I was driving the other day, back in December, with Ludi by my side, when I told her about my desire to do a few things I have always wanted to do. Given the proximity of the new year, I am sure she was not surprised at all by my comments.
After sharing with her some of the items on my this-next-year-for-sure list, I stopped, thought for a moment, and then added: “… And, you know what, I am going to play Dungeon & Dragons this coming year.”
My comment was more hopeful wishing than anything else.
I do love board games, but I do not get to play them as much. It was my previous experience that made my comment more a wish than a resolution. Another reason for my less-than-exciting declaration is the fact that, really, what I wanted was to play another game (MtG), but that had proved to be impossible – my schedule conflicted with the schedule of my local game store, and some people who started playing MtG with me had lost all interest in the game.
So, D&D was really Option B, for me.
But He made it Option A:
- I’ve got a D & D Starter Set, for Christmas.
- There was a meetup, on the last Saturday of the year, hosted by the local comic book store, to recruit new DMs.

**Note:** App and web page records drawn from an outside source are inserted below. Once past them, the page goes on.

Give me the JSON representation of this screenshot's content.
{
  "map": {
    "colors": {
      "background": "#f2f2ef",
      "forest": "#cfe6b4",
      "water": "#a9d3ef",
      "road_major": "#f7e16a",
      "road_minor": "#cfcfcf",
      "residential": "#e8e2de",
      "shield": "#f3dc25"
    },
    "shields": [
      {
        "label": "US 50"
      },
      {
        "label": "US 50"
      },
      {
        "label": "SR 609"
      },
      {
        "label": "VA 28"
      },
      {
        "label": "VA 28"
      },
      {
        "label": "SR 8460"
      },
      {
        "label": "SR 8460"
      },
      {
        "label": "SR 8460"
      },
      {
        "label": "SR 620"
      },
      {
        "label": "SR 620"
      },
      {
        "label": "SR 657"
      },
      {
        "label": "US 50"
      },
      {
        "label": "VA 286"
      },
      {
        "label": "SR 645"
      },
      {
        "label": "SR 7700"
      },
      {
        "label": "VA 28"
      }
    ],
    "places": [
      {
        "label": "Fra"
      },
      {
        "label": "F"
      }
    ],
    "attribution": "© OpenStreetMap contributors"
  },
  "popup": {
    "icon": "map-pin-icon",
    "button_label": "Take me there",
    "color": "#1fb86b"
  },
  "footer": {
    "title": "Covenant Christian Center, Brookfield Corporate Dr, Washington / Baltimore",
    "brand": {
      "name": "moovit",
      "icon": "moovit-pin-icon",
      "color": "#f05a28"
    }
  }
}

- I attended the meeting and ended up being one of the six new volunteers to run adventures for brand new players.
- I’ll be DM-ing my first session by the end of this month
- I’m getting support from some members of my congregation, not only with their prayers but with practical issues, like game testing before the big day.
Why is all this risky? Well, for starters, I’ll be leading the game sessions! Being on the front is always a risk. Many, many things could make this whole experience terrible for everyone involved: I may not know all the rules of the game, I may mispronounce names, I may have a hard time understanding what the players want to do, they may have a hard time understanding what I’m saying to them. Then, we have the stigma D&D still has. Some people within the church may consider this whole endeavor one more of my crazy – and dangerous – ideas.
I am convinced the LORD has provided this opportunity; it has all the markings of the specific way He usually deals with me. And I believe that even if I am the worst DM ever, the whole experience will be beneficial for me and my prayer team.
So, we will see what happens on the way to the Lost Mine of Phandelver, by the end of the month.
What risks have you taken in your disciple-making? How did all go?
Remember His grace, Follow Him in humility, Cultivate constantly, All in cultural diversity.